(DATA FOR THIS EXERCISE Opens)
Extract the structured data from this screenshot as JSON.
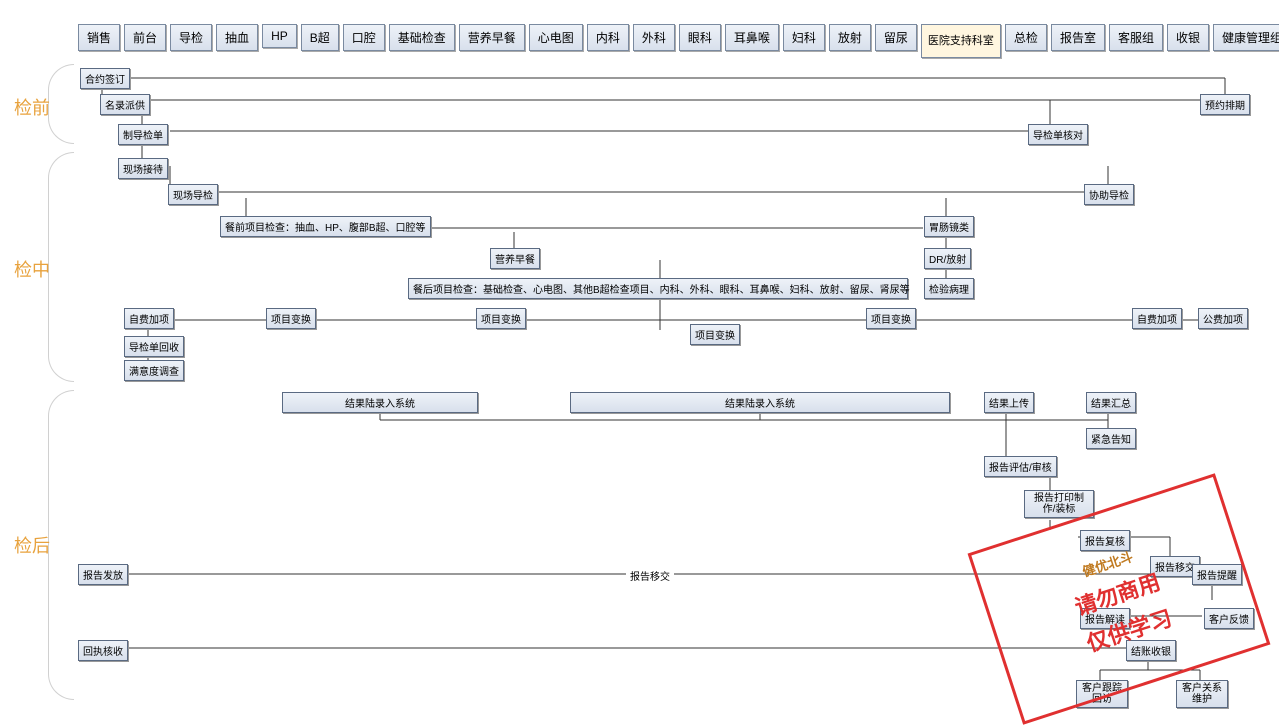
{
  "header": {
    "buttons": [
      "销售",
      "前台",
      "导检",
      "抽血",
      "HP",
      "B超",
      "口腔",
      "基础检查",
      "营养早餐",
      "心电图",
      "内科",
      "外科",
      "眼科",
      "耳鼻喉",
      "妇科",
      "放射",
      "留尿",
      "医院支持科室",
      "总检",
      "报告室",
      "客服组",
      "收银",
      "健康管理组"
    ],
    "highlighted_index": 17
  },
  "phases": {
    "pre": "检前",
    "mid": "检中",
    "post": "检后"
  },
  "nodes": {
    "n1": "合约签订",
    "n2": "名录派供",
    "n3": "预约排期",
    "n4": "制导检单",
    "n5": "导检单核对",
    "n6": "现场接待",
    "n7": "现场导检",
    "n8": "协助导检",
    "n9": "餐前项目检查：抽血、HP、腹部B超、口腔等",
    "n10": "胃肠镜类",
    "n11": "营养早餐",
    "n12": "DR/放射",
    "n13": "餐后项目检查：基础检查、心电图、其他B超检查项目、内科、外科、眼科、耳鼻喉、妇科、放射、留尿、肾尿等",
    "n14": "检验病理",
    "n15": "自费加项",
    "n16": "项目变换",
    "n17": "项目变换",
    "n18": "项目变换",
    "n19": "项目变换",
    "n20": "自费加项",
    "n21": "公费加项",
    "n22": "导检单回收",
    "n23": "满意度调查",
    "n24": "结果陆录入系统",
    "n25": "结果陆录入系统",
    "n26": "结果上传",
    "n27": "结果汇总",
    "n28": "紧急告知",
    "n29": "报告评估/审核",
    "n30": "报告打印制作/装标",
    "n31": "报告复核",
    "n32": "报告移交",
    "n33": "报告发放",
    "n34": "报告移交",
    "n35": "报告提醒",
    "n36": "报告解读",
    "n37": "客户反馈",
    "n38": "回执核收",
    "n39": "结账收银",
    "n40": "客户跟踪回访",
    "n41": "客户关系维护"
  },
  "watermark": {
    "logo": "健优北斗",
    "line1": "仅供学习",
    "line2": "请勿商用"
  }
}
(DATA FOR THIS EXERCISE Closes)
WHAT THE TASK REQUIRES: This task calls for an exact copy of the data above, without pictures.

ANSWER TO THIS TASK:
Extract the structured data from this screenshot as JSON.
{
  "header": {
    "buttons": [
      "销售",
      "前台",
      "导检",
      "抽血",
      "HP",
      "B超",
      "口腔",
      "基础检查",
      "营养早餐",
      "心电图",
      "内科",
      "外科",
      "眼科",
      "耳鼻喉",
      "妇科",
      "放射",
      "留尿",
      "医院支持科室",
      "总检",
      "报告室",
      "客服组",
      "收银",
      "健康管理组"
    ],
    "highlighted_index": 17
  },
  "phases": {
    "pre": "检前",
    "mid": "检中",
    "post": "检后"
  },
  "nodes": {
    "n1": "合约签订",
    "n2": "名录派供",
    "n3": "预约排期",
    "n4": "制导检单",
    "n5": "导检单核对",
    "n6": "现场接待",
    "n7": "现场导检",
    "n8": "协助导检",
    "n9": "餐前项目检查：抽血、HP、腹部B超、口腔等",
    "n10": "胃肠镜类",
    "n11": "营养早餐",
    "n12": "DR/放射",
    "n13": "餐后项目检查：基础检查、心电图、其他B超检查项目、内科、外科、眼科、耳鼻喉、妇科、放射、留尿、肾尿等",
    "n14": "检验病理",
    "n15": "自费加项",
    "n16": "项目变换",
    "n17": "项目变换",
    "n18": "项目变换",
    "n19": "项目变换",
    "n20": "自费加项",
    "n21": "公费加项",
    "n22": "导检单回收",
    "n23": "满意度调查",
    "n24": "结果陆录入系统",
    "n25": "结果陆录入系统",
    "n26": "结果上传",
    "n27": "结果汇总",
    "n28": "紧急告知",
    "n29": "报告评估/审核",
    "n30": "报告打印制作/装标",
    "n31": "报告复核",
    "n32": "报告移交",
    "n33": "报告发放",
    "n34": "报告移交",
    "n35": "报告提醒",
    "n36": "报告解读",
    "n37": "客户反馈",
    "n38": "回执核收",
    "n39": "结账收银",
    "n40": "客户跟踪回访",
    "n41": "客户关系维护"
  },
  "watermark": {
    "logo": "健优北斗",
    "line1": "仅供学习",
    "line2": "请勿商用"
  }
}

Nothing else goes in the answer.